RECORDED INFORMATION section start
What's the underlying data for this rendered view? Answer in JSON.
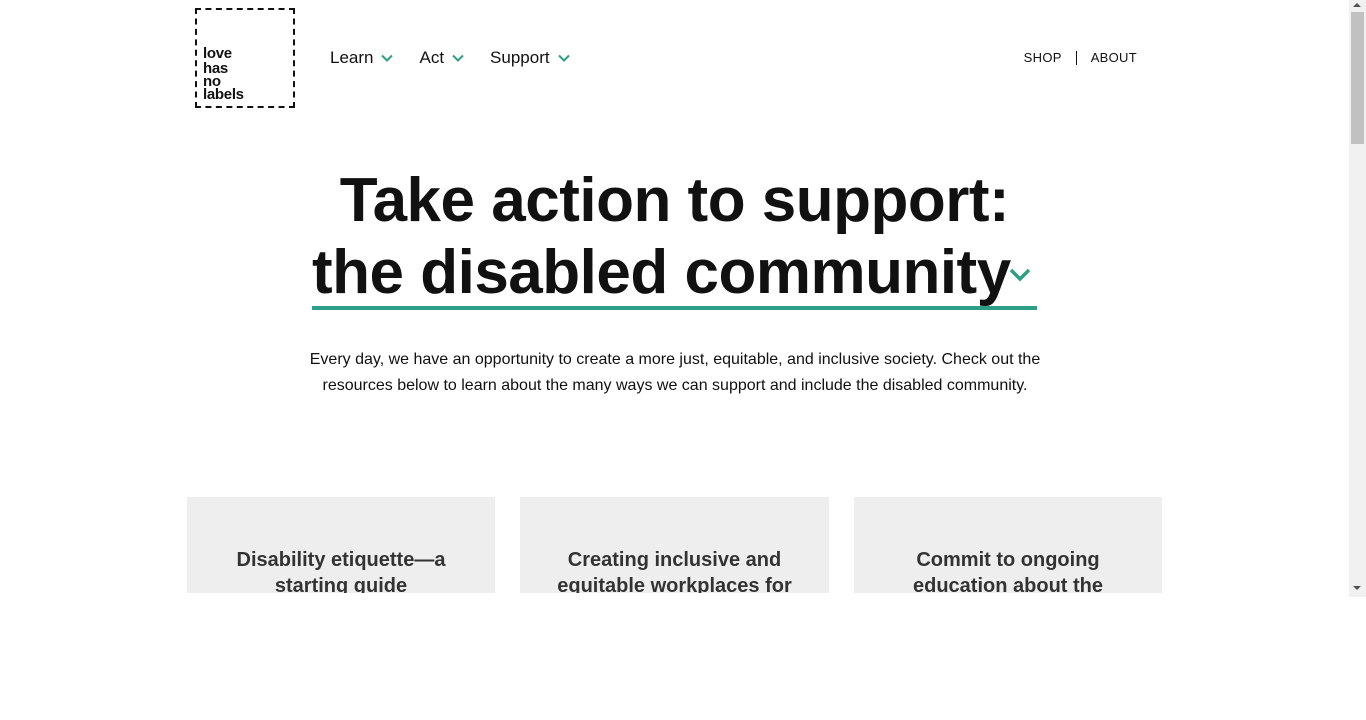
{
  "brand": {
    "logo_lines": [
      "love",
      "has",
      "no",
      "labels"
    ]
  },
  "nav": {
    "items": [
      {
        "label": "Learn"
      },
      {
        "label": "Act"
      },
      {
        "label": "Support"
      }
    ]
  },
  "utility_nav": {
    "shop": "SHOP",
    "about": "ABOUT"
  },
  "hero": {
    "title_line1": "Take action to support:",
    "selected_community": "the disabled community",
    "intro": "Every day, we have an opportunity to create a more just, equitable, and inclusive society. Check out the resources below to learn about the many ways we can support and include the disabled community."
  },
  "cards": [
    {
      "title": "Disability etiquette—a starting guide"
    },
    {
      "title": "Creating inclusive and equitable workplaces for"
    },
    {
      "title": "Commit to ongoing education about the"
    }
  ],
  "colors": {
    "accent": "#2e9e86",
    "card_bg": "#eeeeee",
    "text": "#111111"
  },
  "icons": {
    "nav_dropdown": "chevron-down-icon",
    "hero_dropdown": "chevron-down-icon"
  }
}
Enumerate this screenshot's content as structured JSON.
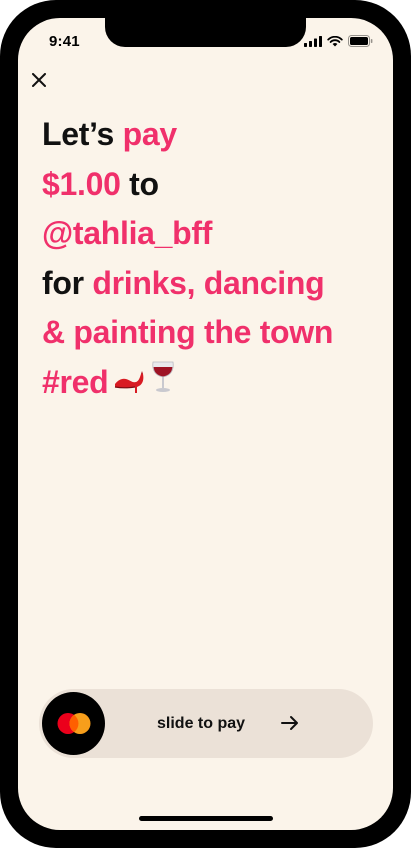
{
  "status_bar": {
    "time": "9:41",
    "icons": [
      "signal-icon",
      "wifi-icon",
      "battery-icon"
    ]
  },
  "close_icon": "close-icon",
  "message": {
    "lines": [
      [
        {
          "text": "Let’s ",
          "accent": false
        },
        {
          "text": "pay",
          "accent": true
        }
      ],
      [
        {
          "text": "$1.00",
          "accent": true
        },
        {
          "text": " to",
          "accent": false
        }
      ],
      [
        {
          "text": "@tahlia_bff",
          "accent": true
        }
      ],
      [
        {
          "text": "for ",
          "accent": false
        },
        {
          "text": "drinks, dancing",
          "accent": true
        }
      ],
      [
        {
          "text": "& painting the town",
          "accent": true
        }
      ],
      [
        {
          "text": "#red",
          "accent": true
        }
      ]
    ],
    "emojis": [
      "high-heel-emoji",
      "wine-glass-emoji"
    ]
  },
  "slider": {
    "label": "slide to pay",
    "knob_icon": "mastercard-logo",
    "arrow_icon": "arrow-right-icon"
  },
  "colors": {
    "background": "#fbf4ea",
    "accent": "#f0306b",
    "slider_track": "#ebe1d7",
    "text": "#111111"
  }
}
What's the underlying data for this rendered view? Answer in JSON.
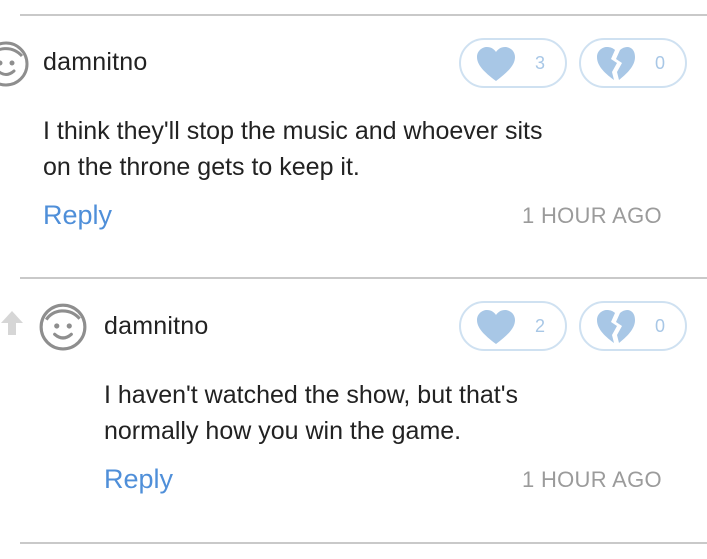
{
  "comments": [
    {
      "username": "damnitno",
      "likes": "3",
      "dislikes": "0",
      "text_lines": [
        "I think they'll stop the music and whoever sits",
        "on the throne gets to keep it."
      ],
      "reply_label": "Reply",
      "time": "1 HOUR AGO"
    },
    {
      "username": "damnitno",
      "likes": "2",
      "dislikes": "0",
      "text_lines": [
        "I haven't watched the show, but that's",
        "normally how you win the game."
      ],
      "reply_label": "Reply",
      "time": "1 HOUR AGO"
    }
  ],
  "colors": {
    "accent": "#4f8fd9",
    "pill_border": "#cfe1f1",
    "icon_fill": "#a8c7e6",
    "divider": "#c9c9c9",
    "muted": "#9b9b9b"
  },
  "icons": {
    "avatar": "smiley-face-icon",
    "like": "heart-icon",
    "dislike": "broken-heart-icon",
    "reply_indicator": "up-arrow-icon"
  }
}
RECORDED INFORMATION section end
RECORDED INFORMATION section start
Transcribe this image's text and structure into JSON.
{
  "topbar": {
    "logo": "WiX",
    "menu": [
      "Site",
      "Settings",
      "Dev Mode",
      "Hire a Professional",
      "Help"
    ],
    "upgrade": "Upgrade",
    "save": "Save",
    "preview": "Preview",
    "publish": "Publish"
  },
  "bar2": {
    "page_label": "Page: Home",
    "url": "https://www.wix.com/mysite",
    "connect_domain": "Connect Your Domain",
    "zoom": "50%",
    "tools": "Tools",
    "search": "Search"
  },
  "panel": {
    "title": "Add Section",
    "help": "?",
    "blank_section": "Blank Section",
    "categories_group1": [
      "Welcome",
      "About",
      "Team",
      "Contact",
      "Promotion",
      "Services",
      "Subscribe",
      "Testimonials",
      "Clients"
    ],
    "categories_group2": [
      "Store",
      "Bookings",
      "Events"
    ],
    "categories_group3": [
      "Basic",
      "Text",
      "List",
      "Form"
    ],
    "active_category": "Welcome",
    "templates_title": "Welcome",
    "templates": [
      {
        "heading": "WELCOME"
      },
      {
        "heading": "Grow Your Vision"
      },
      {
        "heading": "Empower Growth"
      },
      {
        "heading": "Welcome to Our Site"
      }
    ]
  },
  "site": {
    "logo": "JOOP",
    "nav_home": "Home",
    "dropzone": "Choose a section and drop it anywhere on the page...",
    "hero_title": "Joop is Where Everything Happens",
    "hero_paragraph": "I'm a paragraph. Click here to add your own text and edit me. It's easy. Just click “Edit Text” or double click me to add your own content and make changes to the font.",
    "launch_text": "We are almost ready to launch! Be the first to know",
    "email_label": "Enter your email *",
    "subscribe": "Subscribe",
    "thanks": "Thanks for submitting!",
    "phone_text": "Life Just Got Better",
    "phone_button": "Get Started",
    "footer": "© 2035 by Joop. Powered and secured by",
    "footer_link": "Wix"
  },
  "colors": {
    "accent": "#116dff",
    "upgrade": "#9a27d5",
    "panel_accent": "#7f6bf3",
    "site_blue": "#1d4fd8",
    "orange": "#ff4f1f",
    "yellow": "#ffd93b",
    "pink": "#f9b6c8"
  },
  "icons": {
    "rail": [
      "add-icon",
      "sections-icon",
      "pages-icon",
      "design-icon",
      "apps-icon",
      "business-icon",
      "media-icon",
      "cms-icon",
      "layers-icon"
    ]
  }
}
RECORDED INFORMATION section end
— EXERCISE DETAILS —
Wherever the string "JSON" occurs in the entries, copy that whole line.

— RESPONSE BOX —
What's the underlying data for this rendered view? Answer in JSON.
Enumerate this screenshot's content as structured JSON.
What's the underlying data for this rendered view? Answer in JSON.
Transcribe this image's text and structure into JSON.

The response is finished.